What are some of the things you hunger and thirst for? For me today, I’m thinking of pumpkin pie. Maybe it’s seeing all those doggone advertisements for lattes and candles and popcorn and ice cream and everything else imaginable that is now “pumpkin spice” flavored…
But on days that I’m not consumed with a craving for pumpkin or coffee-flavored items, and thinking about more noble goals, I remember this catchy beatitude from Jesus:
“Blessed are those who hunger and thirst for righteousness, for they shall be filled.”
Now, I know the word “righteousness” has a bad rap. Sounds condescending and self-righteous and maybe even arrogant. What’s so noble about THAT? We’ve got far too much of that in the news these days, and it doesn’t do anything but depress and suck good energy out of life.

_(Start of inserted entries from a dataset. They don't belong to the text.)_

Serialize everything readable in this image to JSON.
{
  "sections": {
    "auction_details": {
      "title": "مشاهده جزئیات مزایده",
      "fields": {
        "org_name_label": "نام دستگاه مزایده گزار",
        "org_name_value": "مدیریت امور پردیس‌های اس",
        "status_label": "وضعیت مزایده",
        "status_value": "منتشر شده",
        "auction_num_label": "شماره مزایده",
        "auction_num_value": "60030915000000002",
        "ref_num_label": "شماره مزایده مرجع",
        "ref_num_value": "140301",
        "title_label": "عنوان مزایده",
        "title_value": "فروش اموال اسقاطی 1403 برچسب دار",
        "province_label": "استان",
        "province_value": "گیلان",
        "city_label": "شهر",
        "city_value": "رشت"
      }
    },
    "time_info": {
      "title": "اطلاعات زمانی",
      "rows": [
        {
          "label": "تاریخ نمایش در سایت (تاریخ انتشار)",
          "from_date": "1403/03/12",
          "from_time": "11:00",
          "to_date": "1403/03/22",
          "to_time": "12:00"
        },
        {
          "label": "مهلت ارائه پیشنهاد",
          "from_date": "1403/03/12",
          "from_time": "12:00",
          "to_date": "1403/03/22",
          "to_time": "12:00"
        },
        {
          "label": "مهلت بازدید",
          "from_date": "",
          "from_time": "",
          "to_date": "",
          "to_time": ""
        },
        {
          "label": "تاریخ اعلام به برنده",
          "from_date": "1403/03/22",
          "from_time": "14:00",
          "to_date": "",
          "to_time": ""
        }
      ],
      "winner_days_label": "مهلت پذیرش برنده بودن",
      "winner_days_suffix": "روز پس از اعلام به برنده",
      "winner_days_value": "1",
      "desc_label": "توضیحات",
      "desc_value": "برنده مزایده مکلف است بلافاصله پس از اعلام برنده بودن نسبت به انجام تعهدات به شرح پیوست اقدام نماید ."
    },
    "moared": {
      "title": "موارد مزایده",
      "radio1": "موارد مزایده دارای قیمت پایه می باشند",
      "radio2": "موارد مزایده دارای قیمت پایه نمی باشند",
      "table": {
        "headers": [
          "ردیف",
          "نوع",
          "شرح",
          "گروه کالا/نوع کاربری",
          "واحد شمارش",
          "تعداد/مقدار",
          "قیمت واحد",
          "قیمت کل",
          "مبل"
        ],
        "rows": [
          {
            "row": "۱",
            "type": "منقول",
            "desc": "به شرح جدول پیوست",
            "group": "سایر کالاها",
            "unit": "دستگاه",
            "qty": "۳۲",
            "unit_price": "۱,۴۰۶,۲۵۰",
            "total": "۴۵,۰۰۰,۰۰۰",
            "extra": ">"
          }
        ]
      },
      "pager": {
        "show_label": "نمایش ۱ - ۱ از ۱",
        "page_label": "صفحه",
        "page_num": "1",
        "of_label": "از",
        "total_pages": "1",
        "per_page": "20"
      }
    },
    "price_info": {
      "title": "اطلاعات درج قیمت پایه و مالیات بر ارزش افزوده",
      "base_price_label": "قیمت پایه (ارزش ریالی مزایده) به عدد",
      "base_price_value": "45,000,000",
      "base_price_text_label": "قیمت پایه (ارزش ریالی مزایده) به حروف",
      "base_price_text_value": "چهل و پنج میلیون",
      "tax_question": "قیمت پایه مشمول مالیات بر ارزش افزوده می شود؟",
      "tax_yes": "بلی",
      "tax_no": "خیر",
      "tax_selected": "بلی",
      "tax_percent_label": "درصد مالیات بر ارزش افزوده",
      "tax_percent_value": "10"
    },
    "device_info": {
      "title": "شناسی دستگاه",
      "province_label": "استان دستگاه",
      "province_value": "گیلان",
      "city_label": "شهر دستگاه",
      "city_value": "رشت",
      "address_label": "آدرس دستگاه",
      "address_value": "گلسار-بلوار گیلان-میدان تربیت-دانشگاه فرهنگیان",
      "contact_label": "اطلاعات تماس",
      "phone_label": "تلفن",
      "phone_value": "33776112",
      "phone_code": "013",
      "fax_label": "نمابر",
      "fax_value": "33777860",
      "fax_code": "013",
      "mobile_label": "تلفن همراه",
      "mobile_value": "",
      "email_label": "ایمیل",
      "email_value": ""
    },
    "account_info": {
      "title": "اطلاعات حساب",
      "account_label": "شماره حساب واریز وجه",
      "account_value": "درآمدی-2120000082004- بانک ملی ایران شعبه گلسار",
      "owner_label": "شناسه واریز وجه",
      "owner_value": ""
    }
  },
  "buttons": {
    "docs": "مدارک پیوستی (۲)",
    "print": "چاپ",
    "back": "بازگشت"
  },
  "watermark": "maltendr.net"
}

But, of course, there is so much more to this word, which actually means “to be in right relationship with yourself, with God, and with others.” Right relationship. This means personal integrity in aligning your walk and your talk with compassion and truth—and along with that, righteousness is about paying attention to social justice for others whose needs are overlooked by many. Most of us tend to find our way to this wonderful state of being described by Jesus through either the door of introversion or extroversion…
Introverts often tend to awaken to the holy in the world and discover their own righteousness through living with great intentionality in their personal spheres. They read, journal, learn meditation, attend prayer groups, study scripture, and sometimes attend events at faith communities. They take seriously the epic words, “The unexamined life isn’t worth living.”
Extroverts often find their way through the door of righteousness by becoming passionate about community. They may or may not have interest in faith or leading a self-examined life, but they attend every rally and march, canvas their neighborhoods, call their legislators, and donate to multiple non-profits—all the while probably working for one themselves.
The thing is, people who begin their journey in “right relationship” by going inward, find that the Love they find there dries up if it isn’t carried out into the world. And people who start by going outward into community to care for inequalities and injustices, find that they get burned out and bitter if they don’t find a spiritual practice of going inward to renew their own soul.
It’s a feedback loop of the best kind. Tending to God-within leads us to want to love the world in the incredible ways we discover our own lives touched by grace, and tending to the suffering of the world leads us to eventually see God within the creation we encounter in our social justice work, including our very own soul.
Blessed are we, the introverts and extroverts, for our own unique paths toward salvation for the world are perfectly divine in all their surprising twists and turns.